Coulson’s Tanker 131 arrived safely in Avalon, Victoria (map) on Sunday U.S. time after an uneventful flight. Its sister ship, Tanker 132, happened to be at Avalon when it landed.
The planned route for the C-130Q to Australia was for 27 flight hours, more than 7,000 miles, and four stops en route for fuel. When its 85-day contract with Emergency Management Victoria begins on December 15 the aircraft will be known as Bomber 390.
Tanker 132, a C-130H, has been in Australia since September 6, 2016. It just had its contract extended for another month and will continue to be based at Richmond RAAF base in New South Wales until mid-January. But like in the United States, the tankers are moved around as needed and shared between states.
They have concluded their 2016 contracts in the United States, and will soon have a second air tanker in Australia.

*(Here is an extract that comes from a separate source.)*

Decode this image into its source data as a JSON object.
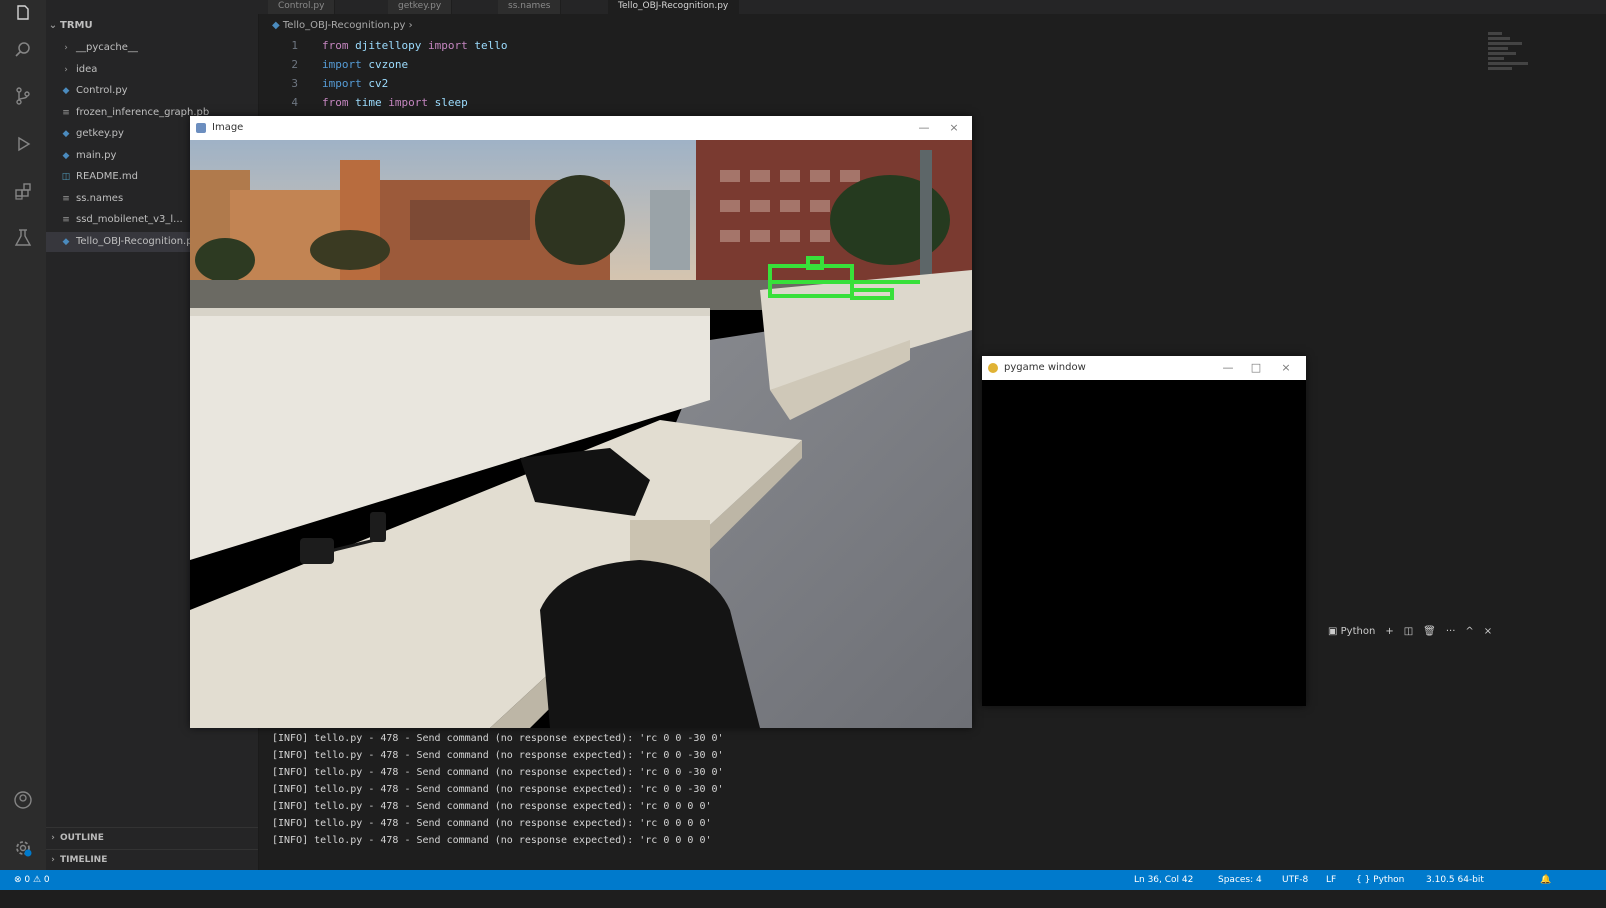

Coulson’s Tanker 131 concluded its 2016 fire season in the United States on November 30, racking up 350 hours of flight time and 520 drops for a total of 1.77 million gallons delivered over wildfires — an average of 3,404 gallons per drop.

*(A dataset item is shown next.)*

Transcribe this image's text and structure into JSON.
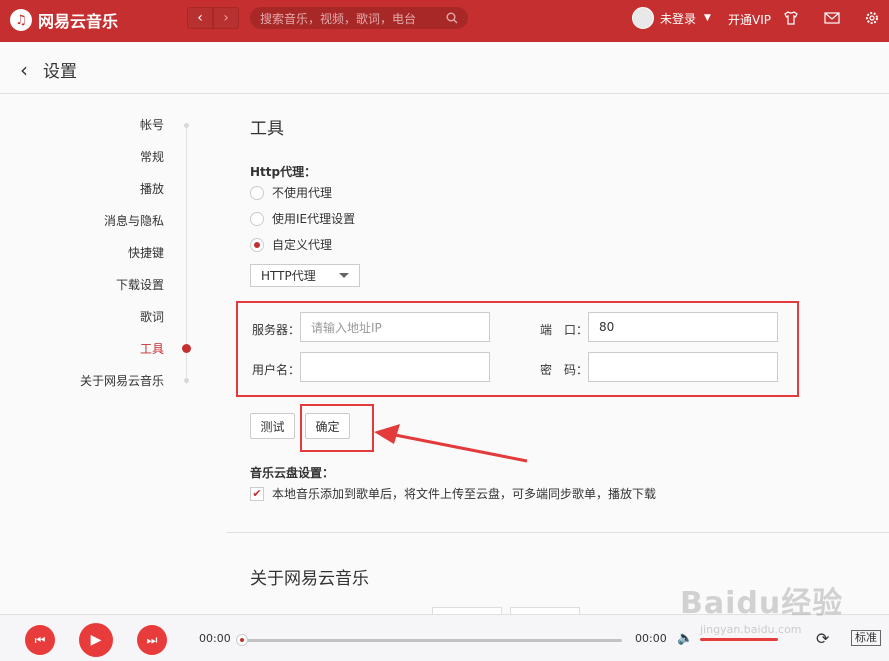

Above: Air Tanker 132 makes a practice drop in New South Wales. Photo by Sgt. Brett Sherriff, Royal Australian Air Force.
Coulson’s Air Tanker 132 started its contract with New South Wales on September 6, helping to provide air support for wildland firefighters in Australia. This is the second year in a row that the L-382G, a variant of the C-130 platform, has worked down under during their summer bushfire season.
The aircraft will be based at the Royal Australian Air Force (RAAF) base at Richmond (map) . Known as “Thor” in Australia, the 4,000-gallon air tanker will be operated under contract to the NSW Government. In November it will be joined at Richmond by a very large air tanker, with the two aircraft being part of a two-year trial by the NSW Rural Fire Service.
Last year one of 10 Tanker Air Carrier’s DC-10 very large air tankers worked in NSW alongside Thor. Rick Hatton, President and CEO of the company said they will again have a DC-10 in Richmond to start their contract on November 1. The end date is flexible depending the bushfire conditions, but he expects to have it there through February, 2017.
On launching from RAAF Base Richmond the tankers can reach any part of the state within an hour.
RAAF Base Richmond will provide aircraft parking and security, access to fuel and refuelling facilities, equipment storage, use of resources including water, aircrew office space, meals, and accommodation for up to 20 people.
These photos were taken by Bob Martinez, a Volunteer in Prevention Photographer with CAL FIRE. They were taken on the Goose Fire near Prather, California, about 18 miles northeast of Fresno. Thanks Bob!
The Goose Fire has burned 2,241 acres and 4 homes and is approaching containment.
Above: Air tankers 131 and 132, both on contract in Victoria. Coulson photo.
Both of Coulson’s C-130 air tankers have been working in Australia during the 2015/2016 bushfire season; 131 has been with the state of New South Wales while 132 was in Victoria. When the NWS contract with 132 ended recently, Victoria hired it, affording a rare opportunity to photograph both of them together.
Both of the air tankers are variants of the C-130 platform. T-131 is a C-130Q which served as a strategic communications link for the U.S. Navy’s Ballistic Missile submarine force and as a backup communications link for the U. S. Air Force manned strategic bomber and intercontinental ballistic missile forces. It had the capability to deploy two trailing wire antennas with the longest being 17,000 to 20,000 feet depending on the VLF frequency being used. The aircraft still has remnants of the system — a vent in front of the landing gear that brought in air to cool the wire spooling mechanism. (More information, a Word document, about the “TACAMO” communications system.)
T-132 is an L-382G, also known as an L-100-30, a civilian version of the C-130 that has been stretched about 15 feet compared to the L-100.
We like posting photos of firefighting aircraft with their crews. Too often we see dramatic photos of aircraft fighting fires, but the crews don’t always get the recognition they deserve. If you have any recent or classic photos along these lines, let us know. A description with names, places, and dates would be helpful.